_Task directions_
Filter the listing below, please, and copy only the lines with the word "this".
┌─ Records provided
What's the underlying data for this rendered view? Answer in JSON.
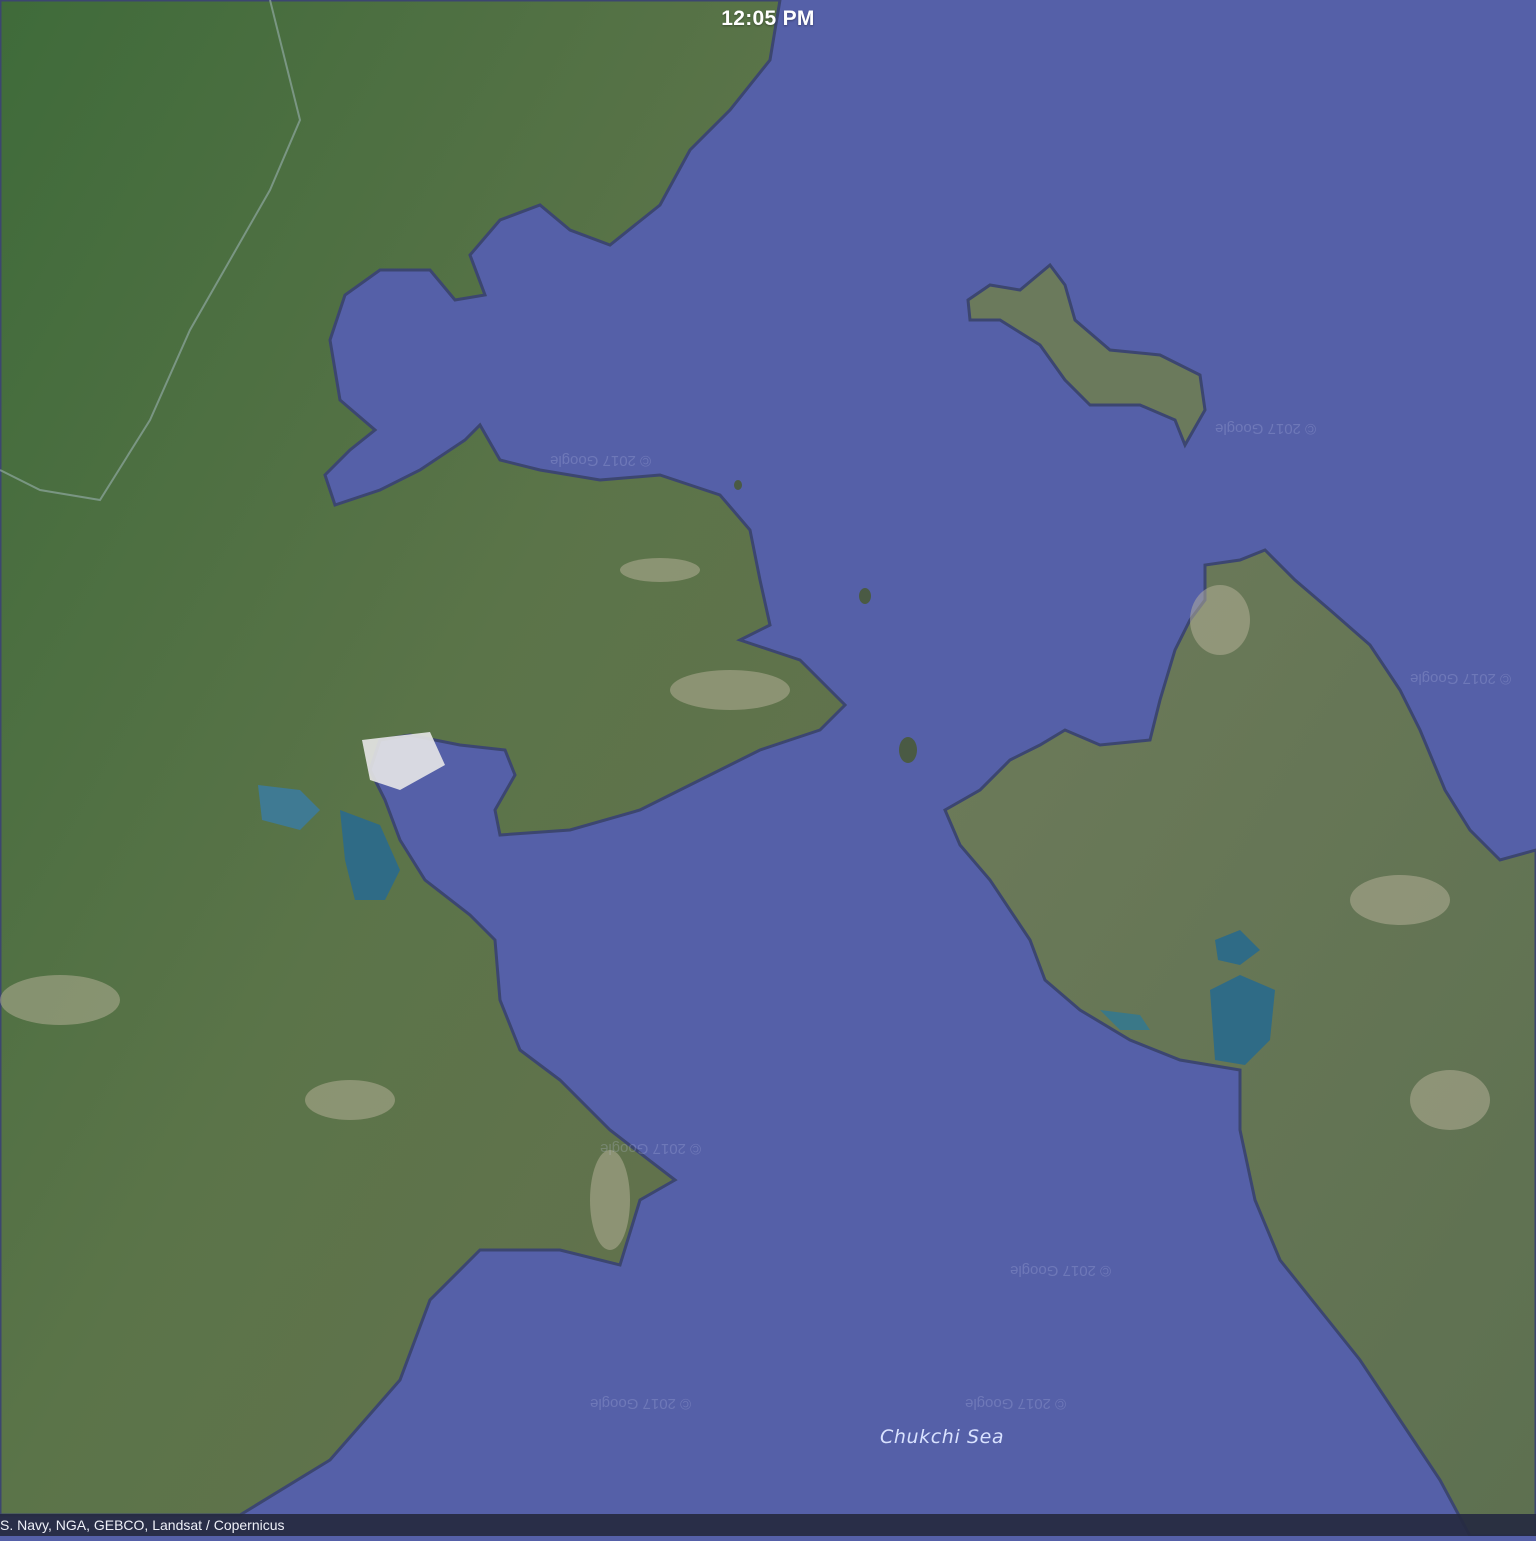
{
  "status_bar": {
    "time": "12:05 PM"
  },
  "map": {
    "sea_label": "Chukchi Sea",
    "watermark": "© 2017 Google",
    "attribution": "S. Navy, NGA, GEBCO, Landsat / Copernicus",
    "colors": {
      "water": "#5560a8",
      "land": "#56714a",
      "land_dark": "#3f5f3a",
      "coast": "#3c4670"
    }
  }
}
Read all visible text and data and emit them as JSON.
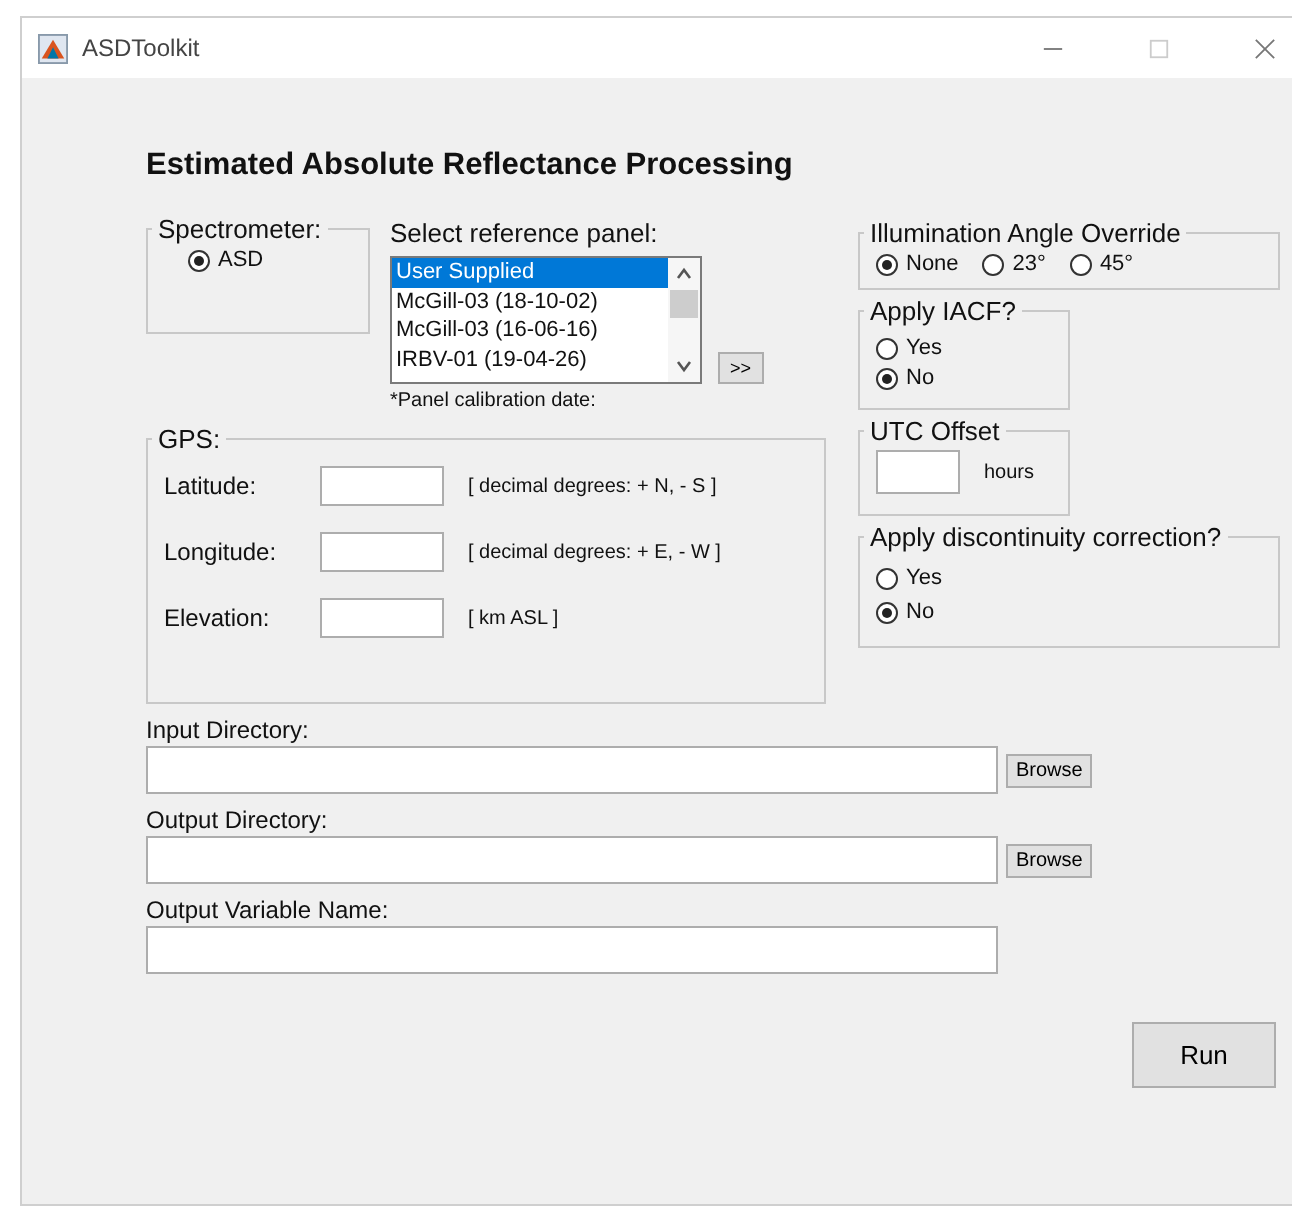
{
  "window": {
    "title": "ASDToolkit"
  },
  "heading": "Estimated Absolute Reflectance Processing",
  "spectrometer": {
    "label": "Spectrometer:",
    "options": [
      {
        "label": "ASD",
        "selected": true
      }
    ]
  },
  "reference_panel": {
    "label": "Select reference panel:",
    "items": [
      {
        "label": "User Supplied",
        "selected": true
      },
      {
        "label": "McGill-03 (18-10-02)",
        "selected": false
      },
      {
        "label": "McGill-03 (16-06-16)",
        "selected": false
      },
      {
        "label": "IRBV-01 (19-04-26)",
        "selected": false
      }
    ],
    "add_button": ">>",
    "note": "*Panel calibration date:"
  },
  "gps": {
    "label": "GPS:",
    "fields": [
      {
        "label": "Latitude:",
        "hint": "[ decimal degrees: + N, - S ]"
      },
      {
        "label": "Longitude:",
        "hint": "[ decimal degrees: + E, - W ]"
      },
      {
        "label": "Elevation:",
        "hint": "[ km ASL ]"
      }
    ]
  },
  "illumination": {
    "label": "Illumination Angle Override",
    "options": [
      {
        "label": "None",
        "selected": true
      },
      {
        "label": "23°",
        "selected": false
      },
      {
        "label": "45°",
        "selected": false
      }
    ]
  },
  "iacf": {
    "label": "Apply IACF?",
    "options": [
      {
        "label": "Yes",
        "selected": false
      },
      {
        "label": "No",
        "selected": true
      }
    ]
  },
  "utc": {
    "label": "UTC Offset",
    "unit": "hours"
  },
  "discontinuity": {
    "label": "Apply discontinuity correction?",
    "options": [
      {
        "label": "Yes",
        "selected": false
      },
      {
        "label": "No",
        "selected": true
      }
    ]
  },
  "paths": [
    {
      "label": "Input Directory:",
      "button": "Browse"
    },
    {
      "label": "Output Directory:",
      "button": "Browse"
    },
    {
      "label": "Output Variable Name:"
    }
  ],
  "run_button": "Run"
}
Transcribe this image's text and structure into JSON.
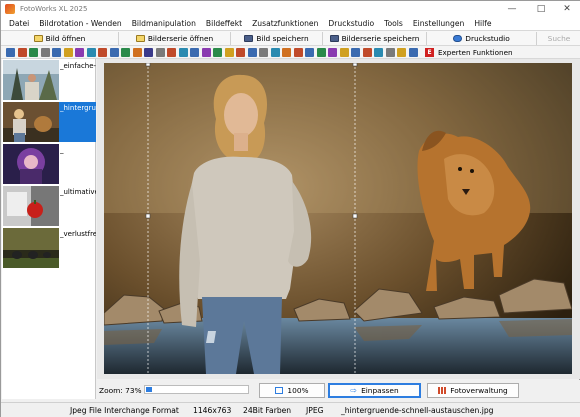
{
  "window": {
    "title": "FotoWorks XL 2025"
  },
  "menu": [
    "Datei",
    "Bildrotation - Wenden",
    "Bildmanipulation",
    "Bildeffekt",
    "Zusatzfunktionen",
    "Druckstudio",
    "Tools",
    "Einstellungen",
    "Hilfe"
  ],
  "toolbar": {
    "open": "Bild öffnen",
    "series_open": "Bilderserie öffnen",
    "save": "Bild speichern",
    "series_save": "Bilderserie speichern",
    "print": "Druckstudio",
    "disabled": "Suche",
    "expert": "Experten Funktionen"
  },
  "thumbnails": [
    {
      "label": "_einfache-",
      "selected": false
    },
    {
      "label": "_hintergrue",
      "selected": true
    },
    {
      "label": "_",
      "selected": false
    },
    {
      "label": "_ultimative",
      "selected": false
    },
    {
      "label": "_verlustfre",
      "selected": false
    }
  ],
  "zoom": {
    "label": "Zoom: 73%",
    "level_percent": 73,
    "btn_100": "100%",
    "btn_fit": "Einpassen",
    "btn_manage": "Fotoverwaltung"
  },
  "status": {
    "format": "Jpeg File Interchange Format",
    "dimensions": "1146x763",
    "colors": "24Bit Farben",
    "type": "JPEG",
    "filename": "_hintergruende-schnell-austauschen.jpg"
  }
}
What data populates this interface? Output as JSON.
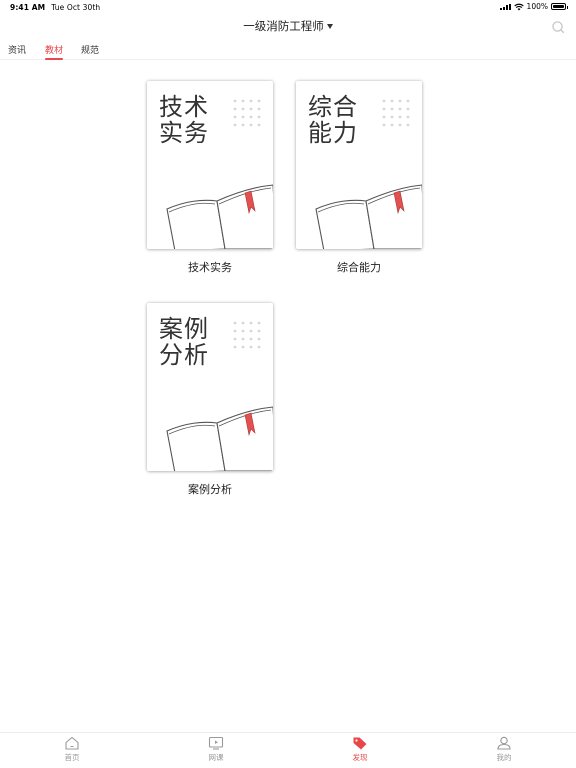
{
  "status_bar": {
    "time": "9:41 AM",
    "date": "Tue Oct 30th",
    "battery": "100%"
  },
  "header": {
    "title": "一级消防工程师",
    "search_icon": "search-icon"
  },
  "tabs": [
    {
      "label": "资讯"
    },
    {
      "label": "教材"
    },
    {
      "label": "规范"
    }
  ],
  "active_tab": "教材",
  "books": [
    {
      "cover_line1": "技术",
      "cover_line2": "实务",
      "label": "技术实务"
    },
    {
      "cover_line1": "综合",
      "cover_line2": "能力",
      "label": "综合能力"
    },
    {
      "cover_line1": "案例",
      "cover_line2": "分析",
      "label": "案例分析"
    }
  ],
  "tabbar": [
    {
      "label": "首页",
      "icon": "home-icon"
    },
    {
      "label": "网课",
      "icon": "tv-icon"
    },
    {
      "label": "发现",
      "icon": "tag-icon"
    },
    {
      "label": "我的",
      "icon": "user-icon"
    }
  ],
  "colors": {
    "accent": "#e9474a",
    "text": "#222222",
    "muted": "#999999"
  }
}
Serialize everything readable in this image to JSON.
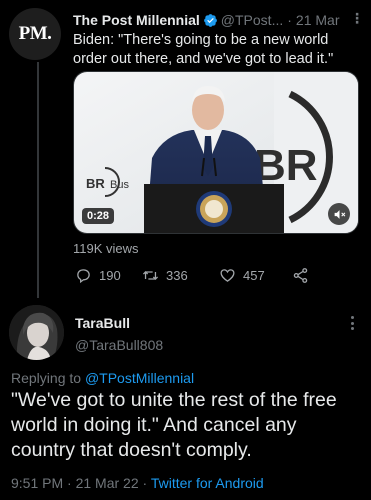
{
  "parent_tweet": {
    "author_name": "The Post Millennial",
    "avatar_text": "PM.",
    "handle": "@TPost...",
    "separator": "·",
    "date": "21 Mar",
    "text": "Biden: \"There's going to be a new world order out there, and we've got to lead it.\"",
    "video": {
      "duration": "0:28",
      "sign_small_text": "BR",
      "sign_small_sub": "Bus",
      "sign_big_text": "BR"
    },
    "views": "119K views",
    "reply_count": "190",
    "retweet_count": "336",
    "like_count": "457"
  },
  "reply_tweet": {
    "author_name": "TaraBull",
    "handle": "@TaraBull808",
    "replying_to_prefix": "Replying to ",
    "replying_to_handle": "@TPostMillennial",
    "text": "\"We've got to unite the rest of the free world in doing it.\" And cancel any country that doesn't comply.",
    "time": "9:51 PM",
    "date": "21 Mar 22",
    "source": "Twitter for Android"
  },
  "colors": {
    "background": "#000000",
    "text_primary": "#e7e9ea",
    "text_secondary": "#71767b",
    "link": "#1d9bf0",
    "verified": "#1d9bf0"
  },
  "icons": [
    "verified-badge-icon",
    "more-icon",
    "mute-icon",
    "reply-icon",
    "retweet-icon",
    "like-icon",
    "share-icon"
  ]
}
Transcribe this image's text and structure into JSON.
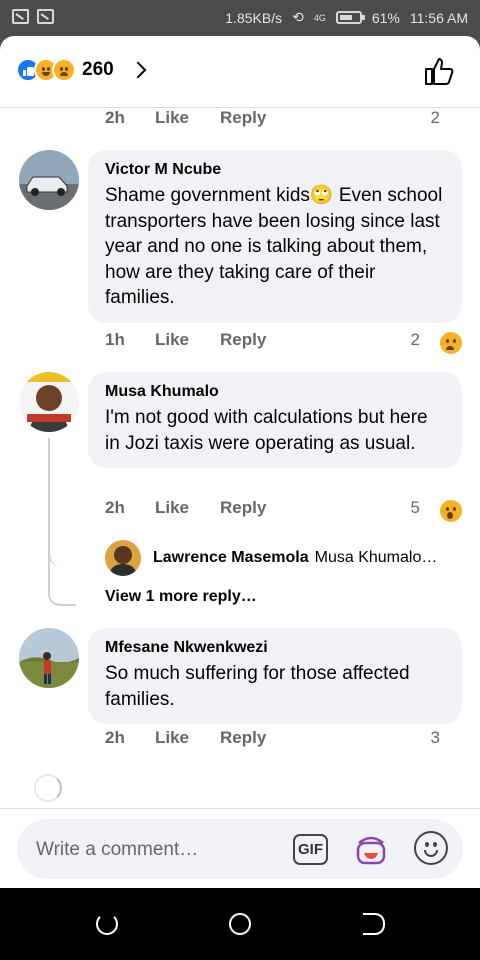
{
  "status_bar": {
    "network_speed": "1.85KB/s",
    "signal_label": "4G",
    "battery": "61%",
    "time": "11:56 AM"
  },
  "reactions_header": {
    "count": "260",
    "reaction_icons": [
      "like-icon",
      "haha-icon",
      "sad-icon"
    ]
  },
  "comments": [
    {
      "time": "2h",
      "like_label": "Like",
      "reply_label": "Reply",
      "reaction_count": "2",
      "reaction_icons": [
        "like-icon"
      ]
    },
    {
      "author": "Victor M Ncube",
      "text": "Shame government kids🙄 Even school transporters have been losing since last year and no one is talking about them, how are they taking care of their families.",
      "time": "1h",
      "like_label": "Like",
      "reply_label": "Reply",
      "reaction_count": "2",
      "reaction_icons": [
        "like-icon",
        "sad-icon"
      ]
    },
    {
      "author": "Musa Khumalo",
      "text": "I'm not good with calculations but here in Jozi taxis were operating as usual.",
      "time": "2h",
      "like_label": "Like",
      "reply_label": "Reply",
      "reaction_count": "5",
      "reaction_icons": [
        "like-icon",
        "wow-icon"
      ],
      "reply_preview": {
        "author": "Lawrence Masemola",
        "snippet": "Musa Khumalo…"
      },
      "view_more": "View 1 more reply…"
    },
    {
      "author": "Mfesane Nkwenkwezi",
      "text": "So much suffering for those affected families.",
      "time": "2h",
      "like_label": "Like",
      "reply_label": "Reply",
      "reaction_count": "3",
      "reaction_icons": [
        "like-icon"
      ]
    }
  ],
  "composer": {
    "placeholder": "Write a comment…",
    "gif_label": "GIF"
  },
  "colors": {
    "accent": "#1877f2",
    "bubble": "#f0f2f5",
    "meta": "#65676b",
    "emoji_yellow": "#f7b125"
  }
}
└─
_Solution to the exercise_
What's the underlying data for this rendered view? Answer in JSON.
Transcribe this image's text and structure into JSON.
What data populates this interface? Output as JSON.
Serialize everything readable in this image to JSON.
Transcribe this image's text and structure into JSON.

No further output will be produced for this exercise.